In 1492, the kingdom of Granada was captured by King Ferdinand and Queen Isabella’s troops, thus the final defeat of the Moors. Those Moors who refused to abandon their religious beliefs were killed or exiled. It was not the strength of Christianity that finally defeated the Moors. Much like that which caused the fall of the Roman Empire, it was the disorganization and internal strife within the ranks that spelled the end to the Moorish occupation of Spain. Their influences and stamp upon the culture, people and land will never be forgotten.

Marianne LaCroix
LORD SANCHO - Available now from The Dark Castle Lords
SEA HAWK'S MISTRESS - Coming July 18 from Ellora's Cave


Morag McKendrick Pippin said...

Very interesting! I always watch this when it's on the History Channel.

lacey kaye said...

Thank you for the post! I'm sold :-)

Michelle Monkou said...

Glad you did this. My very first historical romance was a Morisco (converted Moor)and a Spanish nobleman. I got so many rejections. As as soon as they heard Moor, it was as if the Apocalypse had occurred. I laid it to rest and went contemporary. But that is still the story of my heart.

Michelle Monkou

carrie_lofty said...

Argh, the sequel to my WIP will be set in Moorish Spain. Drat publishers ;)

Marianne LaCroix said...

You know, with the upswing of more interracial and multicultural romance, I think historicals set in this time period will have a market. I really do. I wish I could remember who was taking multicultural historicals....maybe Dorchester? To be honest, I will believe a Moorish Spain set historical over an American Western set historical featuring black characters. Know what I mean?

And for the record, I had an agent *specifically* ask to read LORD SANCHO because of the Moorish history tied to it. I'll let you all know how that goes.

Jacquie said...

I don't have any problem with reading black people in the Old West. At least 25% of the cowboys were black, driven from their homes by the Civil War, and in fact anglos made up less than 50% of the drovers. Plus, the man who invented the modern sport of steer wrestling was Bill Pickett, a black man. Granted, most black men took the money they made back East with them to support their families, but they played a powerful role in building the Old West.

And don't forget the women. They had just as colorful role in the brothels as white women did, and some made a LOT of money.

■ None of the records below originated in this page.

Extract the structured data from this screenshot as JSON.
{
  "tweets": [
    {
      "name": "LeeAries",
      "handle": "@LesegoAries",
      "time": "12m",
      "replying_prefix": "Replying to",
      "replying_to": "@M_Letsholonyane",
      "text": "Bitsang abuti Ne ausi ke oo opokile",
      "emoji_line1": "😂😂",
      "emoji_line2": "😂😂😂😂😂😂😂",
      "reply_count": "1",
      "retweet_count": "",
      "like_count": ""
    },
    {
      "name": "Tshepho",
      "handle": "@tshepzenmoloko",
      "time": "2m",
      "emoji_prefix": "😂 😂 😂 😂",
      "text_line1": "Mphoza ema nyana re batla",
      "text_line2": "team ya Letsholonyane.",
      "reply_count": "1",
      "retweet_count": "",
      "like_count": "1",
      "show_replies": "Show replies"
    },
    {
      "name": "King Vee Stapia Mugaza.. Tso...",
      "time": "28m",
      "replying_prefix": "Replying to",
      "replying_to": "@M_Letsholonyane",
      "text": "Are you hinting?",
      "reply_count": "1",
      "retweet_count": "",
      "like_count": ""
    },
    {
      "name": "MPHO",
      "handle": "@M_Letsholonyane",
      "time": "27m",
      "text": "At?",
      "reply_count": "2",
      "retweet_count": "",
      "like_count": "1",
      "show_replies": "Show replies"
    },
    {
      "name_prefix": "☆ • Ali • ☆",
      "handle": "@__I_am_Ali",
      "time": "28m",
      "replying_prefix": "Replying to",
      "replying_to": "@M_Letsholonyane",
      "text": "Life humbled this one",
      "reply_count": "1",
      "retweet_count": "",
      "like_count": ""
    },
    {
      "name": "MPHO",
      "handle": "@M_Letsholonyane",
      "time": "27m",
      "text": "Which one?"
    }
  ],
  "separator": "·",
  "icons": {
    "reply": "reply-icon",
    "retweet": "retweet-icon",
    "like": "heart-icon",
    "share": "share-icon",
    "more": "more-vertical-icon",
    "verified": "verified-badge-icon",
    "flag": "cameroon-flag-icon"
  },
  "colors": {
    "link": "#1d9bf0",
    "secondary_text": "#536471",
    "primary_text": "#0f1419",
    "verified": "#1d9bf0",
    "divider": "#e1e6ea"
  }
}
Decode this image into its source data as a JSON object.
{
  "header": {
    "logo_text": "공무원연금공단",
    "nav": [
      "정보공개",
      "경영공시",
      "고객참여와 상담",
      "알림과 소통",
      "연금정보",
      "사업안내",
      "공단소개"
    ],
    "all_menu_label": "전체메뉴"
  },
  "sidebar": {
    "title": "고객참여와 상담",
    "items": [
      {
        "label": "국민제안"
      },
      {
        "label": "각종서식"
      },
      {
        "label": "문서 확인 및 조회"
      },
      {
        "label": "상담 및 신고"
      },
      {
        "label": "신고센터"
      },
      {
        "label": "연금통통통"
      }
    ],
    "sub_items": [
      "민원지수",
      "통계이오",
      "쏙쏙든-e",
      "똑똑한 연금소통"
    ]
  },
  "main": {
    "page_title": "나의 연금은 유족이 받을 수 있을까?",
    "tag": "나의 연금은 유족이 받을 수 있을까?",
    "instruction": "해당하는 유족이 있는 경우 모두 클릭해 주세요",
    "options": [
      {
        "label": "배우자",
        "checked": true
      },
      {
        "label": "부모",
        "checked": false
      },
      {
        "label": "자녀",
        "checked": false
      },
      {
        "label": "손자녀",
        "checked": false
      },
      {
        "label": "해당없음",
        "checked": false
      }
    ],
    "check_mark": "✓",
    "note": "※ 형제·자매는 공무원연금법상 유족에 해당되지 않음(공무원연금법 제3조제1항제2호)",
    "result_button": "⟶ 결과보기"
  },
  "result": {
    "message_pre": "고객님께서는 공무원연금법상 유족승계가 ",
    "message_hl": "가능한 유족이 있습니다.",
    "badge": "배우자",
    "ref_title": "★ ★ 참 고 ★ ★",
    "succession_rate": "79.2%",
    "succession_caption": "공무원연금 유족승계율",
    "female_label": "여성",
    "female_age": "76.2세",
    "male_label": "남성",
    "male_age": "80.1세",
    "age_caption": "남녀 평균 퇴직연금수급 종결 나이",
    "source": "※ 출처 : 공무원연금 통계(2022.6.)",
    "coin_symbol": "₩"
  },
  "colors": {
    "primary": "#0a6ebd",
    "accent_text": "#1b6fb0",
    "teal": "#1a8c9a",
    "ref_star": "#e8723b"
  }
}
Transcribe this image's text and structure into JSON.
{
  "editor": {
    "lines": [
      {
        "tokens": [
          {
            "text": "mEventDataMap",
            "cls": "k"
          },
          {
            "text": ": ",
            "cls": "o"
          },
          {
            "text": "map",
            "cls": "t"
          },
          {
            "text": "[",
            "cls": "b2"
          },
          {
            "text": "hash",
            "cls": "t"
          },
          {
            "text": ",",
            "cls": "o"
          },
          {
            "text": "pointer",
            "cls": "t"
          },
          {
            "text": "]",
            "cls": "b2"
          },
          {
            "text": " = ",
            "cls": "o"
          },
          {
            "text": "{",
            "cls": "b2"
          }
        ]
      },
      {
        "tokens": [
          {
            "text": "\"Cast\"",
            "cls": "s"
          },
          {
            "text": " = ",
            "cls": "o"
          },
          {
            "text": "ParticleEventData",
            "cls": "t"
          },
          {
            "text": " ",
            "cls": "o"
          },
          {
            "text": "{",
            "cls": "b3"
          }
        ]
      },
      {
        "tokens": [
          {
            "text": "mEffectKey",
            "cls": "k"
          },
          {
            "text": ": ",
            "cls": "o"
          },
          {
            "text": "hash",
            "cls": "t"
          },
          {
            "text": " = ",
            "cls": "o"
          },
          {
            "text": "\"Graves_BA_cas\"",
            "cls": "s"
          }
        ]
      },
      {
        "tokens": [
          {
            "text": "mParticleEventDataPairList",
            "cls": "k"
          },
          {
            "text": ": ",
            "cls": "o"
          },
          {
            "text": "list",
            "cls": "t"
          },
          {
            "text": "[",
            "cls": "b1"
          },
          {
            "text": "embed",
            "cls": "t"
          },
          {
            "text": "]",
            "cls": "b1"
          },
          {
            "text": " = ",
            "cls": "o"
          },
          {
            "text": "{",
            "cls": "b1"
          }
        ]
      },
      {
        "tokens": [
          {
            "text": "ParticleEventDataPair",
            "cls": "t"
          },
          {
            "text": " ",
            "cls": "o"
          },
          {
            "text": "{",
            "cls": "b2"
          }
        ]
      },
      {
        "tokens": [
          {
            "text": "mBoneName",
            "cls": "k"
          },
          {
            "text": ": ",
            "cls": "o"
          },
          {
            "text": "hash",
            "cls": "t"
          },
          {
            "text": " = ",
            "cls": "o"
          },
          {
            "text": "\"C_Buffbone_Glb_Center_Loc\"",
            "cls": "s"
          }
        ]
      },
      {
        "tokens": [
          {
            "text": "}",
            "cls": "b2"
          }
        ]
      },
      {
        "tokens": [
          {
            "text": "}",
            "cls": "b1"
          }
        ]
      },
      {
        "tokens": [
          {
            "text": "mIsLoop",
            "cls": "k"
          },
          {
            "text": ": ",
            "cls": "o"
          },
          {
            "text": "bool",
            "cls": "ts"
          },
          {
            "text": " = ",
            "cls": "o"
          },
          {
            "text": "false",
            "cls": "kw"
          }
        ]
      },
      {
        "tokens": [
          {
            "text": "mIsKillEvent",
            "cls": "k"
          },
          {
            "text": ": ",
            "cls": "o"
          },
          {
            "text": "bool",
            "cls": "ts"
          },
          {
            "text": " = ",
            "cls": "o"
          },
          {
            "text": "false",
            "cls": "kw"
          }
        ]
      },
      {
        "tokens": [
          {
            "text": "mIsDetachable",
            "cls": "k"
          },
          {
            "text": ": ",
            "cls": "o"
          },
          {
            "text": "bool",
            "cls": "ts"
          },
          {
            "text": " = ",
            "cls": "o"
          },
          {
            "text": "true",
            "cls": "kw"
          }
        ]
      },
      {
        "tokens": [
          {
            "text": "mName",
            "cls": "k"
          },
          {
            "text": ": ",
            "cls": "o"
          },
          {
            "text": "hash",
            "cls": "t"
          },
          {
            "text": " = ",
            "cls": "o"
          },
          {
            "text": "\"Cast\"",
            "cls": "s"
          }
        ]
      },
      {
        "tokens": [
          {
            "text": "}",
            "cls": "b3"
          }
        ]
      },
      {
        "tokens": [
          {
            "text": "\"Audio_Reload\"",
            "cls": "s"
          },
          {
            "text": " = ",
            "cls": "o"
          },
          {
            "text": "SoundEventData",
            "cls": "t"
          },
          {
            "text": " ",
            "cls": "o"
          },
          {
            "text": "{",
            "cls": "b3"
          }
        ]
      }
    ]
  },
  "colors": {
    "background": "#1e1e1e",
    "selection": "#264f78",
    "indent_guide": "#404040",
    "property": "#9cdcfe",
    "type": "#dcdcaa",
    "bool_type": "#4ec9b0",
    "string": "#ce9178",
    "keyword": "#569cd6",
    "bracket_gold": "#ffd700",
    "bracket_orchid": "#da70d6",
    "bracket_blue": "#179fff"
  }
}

Then, of course, there's Morgan Freeman in Unforgiven. Awesome, and a very believable character.

And hey, I'm interested in the Moors of Spain, too. I've always wondered about them and their connection with the Basque population.